Advertisement
YOU ARE HERE: LAT HomeCollections

IN BRIEF

Fiction

September 29, 1996|MICHAEL HARRIS

THE IMMIGRANT TRAIN & Other Stories by Natalie L. M. Petesch (Swallow Press: $24.95, 195 pp.). The main characters in this novella and eight stories all come from the Polish village of Lunawicz around the turn of the century. They flee poverty and conscription into the Russian army; they survive steerage and the humiliations of Ellis Island; they toil in mines, sweatshops and steel mills; they dodge strikebreakers' clubs and bullets. Some prosper, some merely hang on, some die. As described by Natalie L. M. Petesch in a prose whose period overtones belie a contemporary sensibility, it's an experience that is being lived, in only superficially different forms, by immigrants today.

A beekeeper tries to re-create pastoral life in a Pittsburgh tenement. A man realizes his dream of owning a farm in Texas, then abandons it in an attempt to reclaim his soul. Another man has his boots stolen and finds love on the deck of a transatlantic steamer. In the novella, "Pawel in America," a political refugee with a forged passport tries to hide his education--he is a doctor--and pretend to be a farmer, but fellow immigrants' need for his medical skills constantly tempts him to betray himself.

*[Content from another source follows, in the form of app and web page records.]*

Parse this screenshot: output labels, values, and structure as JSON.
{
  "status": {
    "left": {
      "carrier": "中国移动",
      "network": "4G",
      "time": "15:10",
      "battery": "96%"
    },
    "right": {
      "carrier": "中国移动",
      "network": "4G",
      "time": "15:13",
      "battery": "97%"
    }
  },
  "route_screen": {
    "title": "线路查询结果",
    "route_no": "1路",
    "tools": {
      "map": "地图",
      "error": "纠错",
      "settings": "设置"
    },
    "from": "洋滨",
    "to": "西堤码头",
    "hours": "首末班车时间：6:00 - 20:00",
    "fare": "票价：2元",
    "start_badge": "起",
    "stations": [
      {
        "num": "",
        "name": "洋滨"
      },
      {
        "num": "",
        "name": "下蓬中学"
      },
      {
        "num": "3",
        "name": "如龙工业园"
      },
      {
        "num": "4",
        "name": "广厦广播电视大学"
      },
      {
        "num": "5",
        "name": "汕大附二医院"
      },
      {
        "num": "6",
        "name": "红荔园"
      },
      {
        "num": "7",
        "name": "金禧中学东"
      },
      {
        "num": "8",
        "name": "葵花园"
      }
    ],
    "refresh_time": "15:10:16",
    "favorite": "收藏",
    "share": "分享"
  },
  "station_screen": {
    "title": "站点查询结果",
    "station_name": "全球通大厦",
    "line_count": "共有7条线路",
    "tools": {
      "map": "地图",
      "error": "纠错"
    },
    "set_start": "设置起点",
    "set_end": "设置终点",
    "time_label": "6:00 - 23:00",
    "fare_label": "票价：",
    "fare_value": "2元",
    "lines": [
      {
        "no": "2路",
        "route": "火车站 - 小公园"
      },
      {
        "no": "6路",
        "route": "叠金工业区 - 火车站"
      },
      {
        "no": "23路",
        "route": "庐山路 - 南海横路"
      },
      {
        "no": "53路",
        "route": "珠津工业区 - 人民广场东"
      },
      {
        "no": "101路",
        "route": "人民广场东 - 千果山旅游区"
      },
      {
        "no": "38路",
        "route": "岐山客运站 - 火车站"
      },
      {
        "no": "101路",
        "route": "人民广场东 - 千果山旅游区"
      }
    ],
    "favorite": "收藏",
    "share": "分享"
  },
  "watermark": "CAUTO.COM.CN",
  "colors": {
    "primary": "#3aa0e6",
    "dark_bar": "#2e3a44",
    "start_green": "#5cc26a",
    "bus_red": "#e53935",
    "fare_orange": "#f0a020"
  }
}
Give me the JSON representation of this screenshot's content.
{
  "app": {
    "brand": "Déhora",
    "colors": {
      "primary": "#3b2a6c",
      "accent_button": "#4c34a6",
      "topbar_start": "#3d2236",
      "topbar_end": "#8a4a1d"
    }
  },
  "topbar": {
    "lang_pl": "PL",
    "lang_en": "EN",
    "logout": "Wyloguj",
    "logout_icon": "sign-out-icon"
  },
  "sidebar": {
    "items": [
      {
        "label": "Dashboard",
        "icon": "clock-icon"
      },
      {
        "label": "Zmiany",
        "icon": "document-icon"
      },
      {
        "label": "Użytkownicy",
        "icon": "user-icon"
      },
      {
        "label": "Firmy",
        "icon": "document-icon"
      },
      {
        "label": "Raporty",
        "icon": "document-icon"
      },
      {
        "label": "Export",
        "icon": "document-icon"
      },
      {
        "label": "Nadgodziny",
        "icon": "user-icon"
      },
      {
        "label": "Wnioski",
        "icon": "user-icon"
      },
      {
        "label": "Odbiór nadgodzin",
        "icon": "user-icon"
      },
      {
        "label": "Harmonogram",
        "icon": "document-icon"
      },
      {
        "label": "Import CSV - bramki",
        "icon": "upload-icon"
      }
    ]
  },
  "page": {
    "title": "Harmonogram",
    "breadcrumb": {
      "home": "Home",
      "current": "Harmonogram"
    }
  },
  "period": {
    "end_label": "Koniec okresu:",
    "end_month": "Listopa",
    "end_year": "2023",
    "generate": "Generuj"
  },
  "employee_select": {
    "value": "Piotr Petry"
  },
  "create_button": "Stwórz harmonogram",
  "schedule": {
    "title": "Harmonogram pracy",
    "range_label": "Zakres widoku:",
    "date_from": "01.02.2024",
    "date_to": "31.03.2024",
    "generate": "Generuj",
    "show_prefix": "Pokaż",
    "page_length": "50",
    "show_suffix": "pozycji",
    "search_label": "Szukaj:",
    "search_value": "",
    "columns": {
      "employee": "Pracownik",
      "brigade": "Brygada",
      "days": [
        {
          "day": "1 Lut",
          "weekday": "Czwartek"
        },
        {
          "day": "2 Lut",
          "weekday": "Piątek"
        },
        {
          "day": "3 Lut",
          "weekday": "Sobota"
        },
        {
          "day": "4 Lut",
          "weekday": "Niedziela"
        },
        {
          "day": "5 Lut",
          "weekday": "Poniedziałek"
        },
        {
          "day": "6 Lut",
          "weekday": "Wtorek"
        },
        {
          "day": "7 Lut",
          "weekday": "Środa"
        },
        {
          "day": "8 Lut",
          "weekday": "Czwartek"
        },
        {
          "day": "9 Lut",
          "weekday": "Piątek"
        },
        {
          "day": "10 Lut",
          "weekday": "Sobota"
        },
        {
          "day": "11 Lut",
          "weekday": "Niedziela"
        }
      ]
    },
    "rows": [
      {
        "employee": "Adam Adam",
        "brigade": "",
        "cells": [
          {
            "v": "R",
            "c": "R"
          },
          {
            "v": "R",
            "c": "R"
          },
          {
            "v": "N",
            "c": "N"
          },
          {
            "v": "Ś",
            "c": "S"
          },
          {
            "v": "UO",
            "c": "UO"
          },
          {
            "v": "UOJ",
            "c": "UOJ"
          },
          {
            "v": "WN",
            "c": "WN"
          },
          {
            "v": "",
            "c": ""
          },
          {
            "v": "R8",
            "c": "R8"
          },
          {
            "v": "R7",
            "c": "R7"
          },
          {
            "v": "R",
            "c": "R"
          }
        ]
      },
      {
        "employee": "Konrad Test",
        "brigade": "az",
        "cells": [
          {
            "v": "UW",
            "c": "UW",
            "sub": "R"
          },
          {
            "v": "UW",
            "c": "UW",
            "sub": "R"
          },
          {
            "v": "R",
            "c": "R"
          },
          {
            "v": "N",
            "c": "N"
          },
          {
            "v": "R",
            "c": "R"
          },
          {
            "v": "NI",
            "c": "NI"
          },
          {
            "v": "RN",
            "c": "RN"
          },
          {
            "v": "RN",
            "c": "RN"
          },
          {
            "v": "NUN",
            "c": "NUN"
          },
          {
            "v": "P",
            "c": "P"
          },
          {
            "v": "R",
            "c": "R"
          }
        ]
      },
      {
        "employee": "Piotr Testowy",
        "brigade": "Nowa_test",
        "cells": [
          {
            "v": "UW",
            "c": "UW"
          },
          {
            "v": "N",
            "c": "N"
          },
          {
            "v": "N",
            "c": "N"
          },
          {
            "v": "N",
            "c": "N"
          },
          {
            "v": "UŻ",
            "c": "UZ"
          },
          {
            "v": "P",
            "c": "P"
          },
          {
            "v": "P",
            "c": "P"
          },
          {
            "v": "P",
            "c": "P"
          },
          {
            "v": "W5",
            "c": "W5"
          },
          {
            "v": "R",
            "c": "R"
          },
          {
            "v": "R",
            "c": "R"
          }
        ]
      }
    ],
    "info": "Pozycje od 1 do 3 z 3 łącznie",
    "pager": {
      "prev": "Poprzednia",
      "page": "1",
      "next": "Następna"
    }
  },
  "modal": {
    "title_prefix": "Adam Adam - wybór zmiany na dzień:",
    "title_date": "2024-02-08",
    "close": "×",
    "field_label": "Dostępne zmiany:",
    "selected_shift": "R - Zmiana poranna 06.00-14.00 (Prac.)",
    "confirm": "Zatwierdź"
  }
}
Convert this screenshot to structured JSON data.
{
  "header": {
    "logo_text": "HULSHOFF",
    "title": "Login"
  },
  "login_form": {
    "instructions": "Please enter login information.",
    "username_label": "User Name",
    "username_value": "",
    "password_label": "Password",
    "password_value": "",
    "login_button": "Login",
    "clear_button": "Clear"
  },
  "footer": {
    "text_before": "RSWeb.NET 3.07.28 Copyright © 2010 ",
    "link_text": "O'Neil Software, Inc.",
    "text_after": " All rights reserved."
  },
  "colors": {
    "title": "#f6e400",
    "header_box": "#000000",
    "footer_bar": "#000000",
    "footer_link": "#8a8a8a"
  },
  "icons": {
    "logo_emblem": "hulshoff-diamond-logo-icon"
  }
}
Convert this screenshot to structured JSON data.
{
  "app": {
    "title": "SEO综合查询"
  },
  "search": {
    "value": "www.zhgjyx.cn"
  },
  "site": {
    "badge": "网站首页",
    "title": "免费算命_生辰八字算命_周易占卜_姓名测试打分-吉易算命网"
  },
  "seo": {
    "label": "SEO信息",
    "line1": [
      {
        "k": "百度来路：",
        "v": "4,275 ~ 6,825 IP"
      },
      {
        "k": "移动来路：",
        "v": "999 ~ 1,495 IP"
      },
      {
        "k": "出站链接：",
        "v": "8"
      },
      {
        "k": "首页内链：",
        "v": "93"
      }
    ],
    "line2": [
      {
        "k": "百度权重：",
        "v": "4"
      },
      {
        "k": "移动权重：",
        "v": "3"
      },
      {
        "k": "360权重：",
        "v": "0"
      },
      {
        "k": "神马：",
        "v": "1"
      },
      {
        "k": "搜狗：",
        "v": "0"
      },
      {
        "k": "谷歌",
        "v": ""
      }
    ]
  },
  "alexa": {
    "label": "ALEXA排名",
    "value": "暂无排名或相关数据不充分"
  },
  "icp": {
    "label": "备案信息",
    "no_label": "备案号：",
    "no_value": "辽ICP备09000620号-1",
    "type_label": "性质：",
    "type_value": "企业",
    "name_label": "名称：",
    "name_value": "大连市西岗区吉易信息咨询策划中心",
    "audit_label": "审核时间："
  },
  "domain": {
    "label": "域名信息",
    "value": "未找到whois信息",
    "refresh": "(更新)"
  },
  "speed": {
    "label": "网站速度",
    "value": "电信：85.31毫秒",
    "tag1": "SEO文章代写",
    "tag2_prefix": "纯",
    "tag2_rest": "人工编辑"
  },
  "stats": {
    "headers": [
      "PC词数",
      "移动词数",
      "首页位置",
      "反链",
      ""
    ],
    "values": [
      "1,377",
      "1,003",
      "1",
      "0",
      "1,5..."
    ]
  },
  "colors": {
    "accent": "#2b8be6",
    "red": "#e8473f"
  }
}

Petesch ("Flowering Mimosa") dedicates this somber yet lyrical collection to those "who, like my mother, came, labored in misery, cold and darkness, and perished unknown."

Advertisement
Los Angeles Times Articles
|
|
|